Conservancy President, Peg Breen talks about the awards
Conservancy Hosts 22nd Lucy G. Moses Preservation Awards
Wednesday, April 25, 2012 The New-York Historical Society Some 450 people packed The New-York Historical Society on April 25 to applaud an impressive list of Moses winners from across the City. They ranged from a Brooklyn church that painstakingly refinished its Renaissance Revival sanctuary, to Edgar Allen Poe’s Cottage in the Bronx, to the Central Park Police Precinct, where the facades of a historic stable complex have been cleaned and restored and a new canopy roof has added additional space for precinct functions.
Acclaimed preservation architect John Belle received the Preservation Leadership Award while Councilmembers Brad Lander and Steve Levin received the Public Leadership Award. The coveted awards, nicknamed the “Preservation Oscars,” laud outstanding preservation work. They are named for Lucy Goldschmidt Moses, a dedicated New Yorker whose generosity benefited the City for more than 50 years. The Awards have recognized over 200 individuals, organizations and building owners for their extraordinary contributions to the City.

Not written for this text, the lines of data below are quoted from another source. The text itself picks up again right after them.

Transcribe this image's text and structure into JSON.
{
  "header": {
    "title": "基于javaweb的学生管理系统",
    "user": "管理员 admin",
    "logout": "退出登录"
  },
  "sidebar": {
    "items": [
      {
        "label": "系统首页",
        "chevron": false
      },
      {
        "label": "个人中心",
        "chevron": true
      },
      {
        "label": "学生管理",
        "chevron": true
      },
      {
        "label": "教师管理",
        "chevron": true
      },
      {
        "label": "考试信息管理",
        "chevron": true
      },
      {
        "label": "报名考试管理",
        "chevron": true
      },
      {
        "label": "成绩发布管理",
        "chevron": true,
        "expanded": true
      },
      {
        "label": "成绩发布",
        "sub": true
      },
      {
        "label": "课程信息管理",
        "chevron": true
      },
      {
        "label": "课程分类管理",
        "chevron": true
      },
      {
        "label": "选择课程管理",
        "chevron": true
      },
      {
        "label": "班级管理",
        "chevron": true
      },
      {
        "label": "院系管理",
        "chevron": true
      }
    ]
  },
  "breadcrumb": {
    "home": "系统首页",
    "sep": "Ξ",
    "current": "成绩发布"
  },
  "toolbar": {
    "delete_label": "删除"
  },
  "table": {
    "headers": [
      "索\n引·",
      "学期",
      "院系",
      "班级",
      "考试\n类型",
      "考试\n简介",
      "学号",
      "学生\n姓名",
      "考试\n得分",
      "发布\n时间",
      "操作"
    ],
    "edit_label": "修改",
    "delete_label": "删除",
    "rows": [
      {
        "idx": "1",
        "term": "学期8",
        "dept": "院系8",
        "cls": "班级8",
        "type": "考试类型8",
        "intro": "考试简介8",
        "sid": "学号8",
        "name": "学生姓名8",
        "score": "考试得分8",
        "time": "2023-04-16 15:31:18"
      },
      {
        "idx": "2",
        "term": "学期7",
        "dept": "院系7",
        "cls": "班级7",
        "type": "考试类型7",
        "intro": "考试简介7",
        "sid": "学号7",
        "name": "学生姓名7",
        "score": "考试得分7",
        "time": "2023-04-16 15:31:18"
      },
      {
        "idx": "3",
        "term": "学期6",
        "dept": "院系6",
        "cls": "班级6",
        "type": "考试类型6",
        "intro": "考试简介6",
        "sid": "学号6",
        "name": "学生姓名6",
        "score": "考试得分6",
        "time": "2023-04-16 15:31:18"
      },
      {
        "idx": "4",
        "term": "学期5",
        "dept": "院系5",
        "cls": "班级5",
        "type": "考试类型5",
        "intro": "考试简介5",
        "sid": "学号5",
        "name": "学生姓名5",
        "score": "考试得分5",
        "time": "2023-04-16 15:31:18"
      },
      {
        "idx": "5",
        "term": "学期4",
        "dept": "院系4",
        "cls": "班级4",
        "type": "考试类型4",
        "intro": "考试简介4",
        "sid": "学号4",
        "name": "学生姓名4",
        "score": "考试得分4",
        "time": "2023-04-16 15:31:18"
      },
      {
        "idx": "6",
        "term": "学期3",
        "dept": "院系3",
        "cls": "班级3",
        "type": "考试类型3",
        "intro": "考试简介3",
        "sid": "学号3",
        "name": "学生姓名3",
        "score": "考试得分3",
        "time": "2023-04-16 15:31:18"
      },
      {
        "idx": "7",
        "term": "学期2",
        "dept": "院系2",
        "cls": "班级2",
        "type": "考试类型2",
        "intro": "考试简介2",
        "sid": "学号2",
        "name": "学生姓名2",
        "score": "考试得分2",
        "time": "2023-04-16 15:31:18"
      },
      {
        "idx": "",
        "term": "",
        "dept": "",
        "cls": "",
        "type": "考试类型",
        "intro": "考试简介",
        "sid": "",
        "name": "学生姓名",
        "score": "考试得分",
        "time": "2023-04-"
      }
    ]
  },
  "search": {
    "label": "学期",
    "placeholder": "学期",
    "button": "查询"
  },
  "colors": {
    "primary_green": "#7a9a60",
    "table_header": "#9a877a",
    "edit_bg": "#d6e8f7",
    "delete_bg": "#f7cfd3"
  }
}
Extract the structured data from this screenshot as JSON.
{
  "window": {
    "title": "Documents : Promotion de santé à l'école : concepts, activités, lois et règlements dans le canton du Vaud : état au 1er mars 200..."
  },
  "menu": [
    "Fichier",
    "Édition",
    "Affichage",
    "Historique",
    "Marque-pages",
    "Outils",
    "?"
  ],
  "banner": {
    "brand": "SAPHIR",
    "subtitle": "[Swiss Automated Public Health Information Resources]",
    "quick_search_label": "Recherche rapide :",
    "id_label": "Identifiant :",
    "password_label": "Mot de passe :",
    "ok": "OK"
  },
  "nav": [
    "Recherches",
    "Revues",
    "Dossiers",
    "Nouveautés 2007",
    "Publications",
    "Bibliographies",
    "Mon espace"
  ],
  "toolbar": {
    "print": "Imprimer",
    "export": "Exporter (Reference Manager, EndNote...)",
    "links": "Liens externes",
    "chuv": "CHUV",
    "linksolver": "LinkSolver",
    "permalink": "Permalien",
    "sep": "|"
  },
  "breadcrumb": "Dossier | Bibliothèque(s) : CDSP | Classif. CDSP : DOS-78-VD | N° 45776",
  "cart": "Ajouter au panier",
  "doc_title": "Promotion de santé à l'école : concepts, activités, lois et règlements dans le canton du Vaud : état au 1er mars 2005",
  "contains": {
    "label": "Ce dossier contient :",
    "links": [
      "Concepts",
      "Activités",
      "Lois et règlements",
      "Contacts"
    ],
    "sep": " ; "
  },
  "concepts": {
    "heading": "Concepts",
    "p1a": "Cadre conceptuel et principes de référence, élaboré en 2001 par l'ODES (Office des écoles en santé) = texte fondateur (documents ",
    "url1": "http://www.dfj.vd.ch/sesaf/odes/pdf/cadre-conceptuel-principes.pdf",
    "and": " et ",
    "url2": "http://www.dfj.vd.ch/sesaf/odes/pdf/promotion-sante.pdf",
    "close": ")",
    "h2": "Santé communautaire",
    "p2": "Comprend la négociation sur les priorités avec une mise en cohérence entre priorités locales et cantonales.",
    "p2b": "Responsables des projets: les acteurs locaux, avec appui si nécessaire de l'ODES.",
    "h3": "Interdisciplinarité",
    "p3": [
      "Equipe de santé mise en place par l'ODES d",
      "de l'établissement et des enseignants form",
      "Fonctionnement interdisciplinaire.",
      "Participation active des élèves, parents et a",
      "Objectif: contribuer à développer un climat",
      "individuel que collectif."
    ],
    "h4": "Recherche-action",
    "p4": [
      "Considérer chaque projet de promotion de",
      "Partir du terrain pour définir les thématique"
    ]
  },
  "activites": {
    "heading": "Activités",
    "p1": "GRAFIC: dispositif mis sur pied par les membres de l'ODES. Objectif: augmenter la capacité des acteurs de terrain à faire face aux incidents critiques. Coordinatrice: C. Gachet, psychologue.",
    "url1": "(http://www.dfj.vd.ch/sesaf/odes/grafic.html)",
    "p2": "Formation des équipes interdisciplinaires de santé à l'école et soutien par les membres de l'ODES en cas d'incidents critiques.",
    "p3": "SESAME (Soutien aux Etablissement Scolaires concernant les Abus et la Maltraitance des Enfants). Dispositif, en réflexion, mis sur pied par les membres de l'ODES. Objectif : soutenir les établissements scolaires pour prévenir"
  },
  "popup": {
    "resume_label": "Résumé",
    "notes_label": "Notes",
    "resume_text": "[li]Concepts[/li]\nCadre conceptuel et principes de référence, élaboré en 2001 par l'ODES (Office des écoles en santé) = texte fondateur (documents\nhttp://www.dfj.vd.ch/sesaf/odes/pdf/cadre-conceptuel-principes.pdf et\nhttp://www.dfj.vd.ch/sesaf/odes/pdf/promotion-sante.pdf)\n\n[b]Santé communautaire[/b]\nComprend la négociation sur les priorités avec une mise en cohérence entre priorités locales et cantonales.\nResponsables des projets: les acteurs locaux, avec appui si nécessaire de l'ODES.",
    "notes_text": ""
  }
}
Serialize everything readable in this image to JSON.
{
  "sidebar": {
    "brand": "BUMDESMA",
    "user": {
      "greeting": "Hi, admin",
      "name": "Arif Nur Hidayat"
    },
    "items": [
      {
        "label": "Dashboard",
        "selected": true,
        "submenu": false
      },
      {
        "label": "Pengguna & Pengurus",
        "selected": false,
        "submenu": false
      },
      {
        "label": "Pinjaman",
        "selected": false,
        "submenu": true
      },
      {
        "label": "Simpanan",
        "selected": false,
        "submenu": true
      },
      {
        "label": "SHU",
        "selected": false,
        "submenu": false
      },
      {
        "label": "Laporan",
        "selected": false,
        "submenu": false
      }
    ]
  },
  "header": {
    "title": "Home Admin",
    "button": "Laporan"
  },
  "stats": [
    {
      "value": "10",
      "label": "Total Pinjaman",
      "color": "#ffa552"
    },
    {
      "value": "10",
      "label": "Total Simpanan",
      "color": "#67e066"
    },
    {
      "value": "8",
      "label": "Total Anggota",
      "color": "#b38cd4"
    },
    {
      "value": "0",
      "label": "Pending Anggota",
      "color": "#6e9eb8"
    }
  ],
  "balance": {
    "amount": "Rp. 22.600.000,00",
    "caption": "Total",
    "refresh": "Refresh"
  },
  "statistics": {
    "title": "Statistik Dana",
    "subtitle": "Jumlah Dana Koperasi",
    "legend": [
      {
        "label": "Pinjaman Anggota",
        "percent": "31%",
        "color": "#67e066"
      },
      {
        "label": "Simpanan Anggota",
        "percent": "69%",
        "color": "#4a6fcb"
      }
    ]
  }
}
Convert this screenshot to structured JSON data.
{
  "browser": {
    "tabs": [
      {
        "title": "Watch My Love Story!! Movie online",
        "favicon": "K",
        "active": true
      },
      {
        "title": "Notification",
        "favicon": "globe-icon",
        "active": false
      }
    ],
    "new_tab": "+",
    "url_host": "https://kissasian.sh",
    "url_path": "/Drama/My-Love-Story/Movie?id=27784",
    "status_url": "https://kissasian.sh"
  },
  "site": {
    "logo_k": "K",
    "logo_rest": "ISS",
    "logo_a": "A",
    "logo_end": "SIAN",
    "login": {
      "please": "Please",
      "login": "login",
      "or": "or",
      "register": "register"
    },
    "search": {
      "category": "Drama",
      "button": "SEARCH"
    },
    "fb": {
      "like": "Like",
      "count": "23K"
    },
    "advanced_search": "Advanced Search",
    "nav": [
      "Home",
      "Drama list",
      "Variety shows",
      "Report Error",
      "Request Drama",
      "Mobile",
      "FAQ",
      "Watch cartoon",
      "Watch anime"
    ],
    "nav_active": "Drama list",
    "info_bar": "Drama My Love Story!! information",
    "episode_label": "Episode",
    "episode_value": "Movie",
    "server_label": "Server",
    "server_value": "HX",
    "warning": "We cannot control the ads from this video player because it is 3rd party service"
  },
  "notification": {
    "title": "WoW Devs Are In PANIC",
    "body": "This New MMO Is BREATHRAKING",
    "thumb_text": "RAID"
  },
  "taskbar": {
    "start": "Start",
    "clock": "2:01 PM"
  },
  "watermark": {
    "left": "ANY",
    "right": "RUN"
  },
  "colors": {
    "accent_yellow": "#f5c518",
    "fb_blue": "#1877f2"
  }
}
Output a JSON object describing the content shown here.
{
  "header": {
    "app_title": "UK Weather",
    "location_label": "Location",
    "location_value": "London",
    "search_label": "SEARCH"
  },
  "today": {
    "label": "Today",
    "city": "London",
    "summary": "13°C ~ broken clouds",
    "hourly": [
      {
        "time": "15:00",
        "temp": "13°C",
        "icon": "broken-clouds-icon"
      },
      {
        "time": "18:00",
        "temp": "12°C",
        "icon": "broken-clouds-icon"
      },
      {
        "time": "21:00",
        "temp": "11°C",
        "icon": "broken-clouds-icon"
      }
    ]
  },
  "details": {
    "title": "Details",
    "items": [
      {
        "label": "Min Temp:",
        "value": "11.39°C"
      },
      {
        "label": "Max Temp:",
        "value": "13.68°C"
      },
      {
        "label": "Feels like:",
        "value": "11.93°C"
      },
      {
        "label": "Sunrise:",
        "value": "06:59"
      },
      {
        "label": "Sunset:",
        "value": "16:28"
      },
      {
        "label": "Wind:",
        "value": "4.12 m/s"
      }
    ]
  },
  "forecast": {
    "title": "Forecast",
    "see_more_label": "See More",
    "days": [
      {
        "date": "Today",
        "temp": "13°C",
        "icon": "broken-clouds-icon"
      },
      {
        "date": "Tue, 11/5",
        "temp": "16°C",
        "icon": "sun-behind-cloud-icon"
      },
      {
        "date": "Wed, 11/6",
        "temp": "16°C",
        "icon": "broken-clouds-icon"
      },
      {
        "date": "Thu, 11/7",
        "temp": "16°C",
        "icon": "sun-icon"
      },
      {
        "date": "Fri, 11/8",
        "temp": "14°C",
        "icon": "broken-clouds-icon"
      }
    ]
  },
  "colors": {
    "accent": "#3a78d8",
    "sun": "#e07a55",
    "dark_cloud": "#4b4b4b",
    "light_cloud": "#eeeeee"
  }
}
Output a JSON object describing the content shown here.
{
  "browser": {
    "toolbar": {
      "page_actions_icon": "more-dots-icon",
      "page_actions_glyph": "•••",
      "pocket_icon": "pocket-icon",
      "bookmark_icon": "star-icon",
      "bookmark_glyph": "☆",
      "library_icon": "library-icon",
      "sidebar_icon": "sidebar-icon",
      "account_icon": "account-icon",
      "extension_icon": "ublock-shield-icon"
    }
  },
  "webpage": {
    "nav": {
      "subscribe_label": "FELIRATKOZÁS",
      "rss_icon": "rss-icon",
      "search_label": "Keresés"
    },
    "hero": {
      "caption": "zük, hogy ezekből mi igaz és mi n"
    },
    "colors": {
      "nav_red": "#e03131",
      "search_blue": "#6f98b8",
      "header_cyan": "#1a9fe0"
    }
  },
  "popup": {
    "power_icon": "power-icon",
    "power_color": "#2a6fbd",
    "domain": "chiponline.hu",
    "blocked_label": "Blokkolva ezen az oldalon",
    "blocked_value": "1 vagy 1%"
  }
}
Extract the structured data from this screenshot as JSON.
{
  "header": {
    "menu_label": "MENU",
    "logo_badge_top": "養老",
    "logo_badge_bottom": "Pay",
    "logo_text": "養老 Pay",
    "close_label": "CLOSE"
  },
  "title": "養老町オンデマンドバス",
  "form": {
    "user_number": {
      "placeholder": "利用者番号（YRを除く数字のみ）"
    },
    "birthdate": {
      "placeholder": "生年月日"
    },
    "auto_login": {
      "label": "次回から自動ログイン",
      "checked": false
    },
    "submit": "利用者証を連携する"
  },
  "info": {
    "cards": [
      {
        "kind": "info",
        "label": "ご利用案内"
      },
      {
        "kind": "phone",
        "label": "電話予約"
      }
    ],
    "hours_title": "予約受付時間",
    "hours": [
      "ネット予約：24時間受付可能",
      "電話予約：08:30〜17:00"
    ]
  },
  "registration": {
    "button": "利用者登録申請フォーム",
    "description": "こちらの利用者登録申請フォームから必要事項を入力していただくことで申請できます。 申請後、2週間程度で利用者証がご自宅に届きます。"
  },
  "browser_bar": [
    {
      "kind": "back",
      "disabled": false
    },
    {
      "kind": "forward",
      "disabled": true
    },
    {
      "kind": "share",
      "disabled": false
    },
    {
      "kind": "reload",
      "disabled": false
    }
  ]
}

“This is one of the most joyous occasions for us at the Conservancy because we get to celebrate the people and projects that maintain the City’s extraordinary architectural heritage,” said Peg Breen, president of the Conservancy. “The time and care that went into completing these projects demonstrate New Yorkers’ commitment to preserving the entire range of the City’s historic architecture.” John Belle, FAIA, a founding partner of Beyer Blinder Belle Architects & Planners, LLP, received the Preservation Leadership Award for his work in helping New Yorkers see the great urban spaces all around them, waiting to be discovered, restored, and reused, including the South Street Seaport, Grand Central Terminal, Enid A. Haupt Conservatory, and the Ellis Island Immigration Museum.
In a career that has spanned over 40 years, he has received three Presidential Design Awards, the nation’s highest design award for public architecture. He joined the Conservancy Board in 1985, served two years as President of the Board, and is now a member of the Conservancy’s Advisory Council. Council Members Lander and Levin received a shared Public Leadership Award for the courage they showed in upholding the City’s Landmarks law and facing down harsh opposition to the Borough Hall Skyscraper Historic District, Brooklyn.
The Banner Building is mentioned in the video with Peg Breen.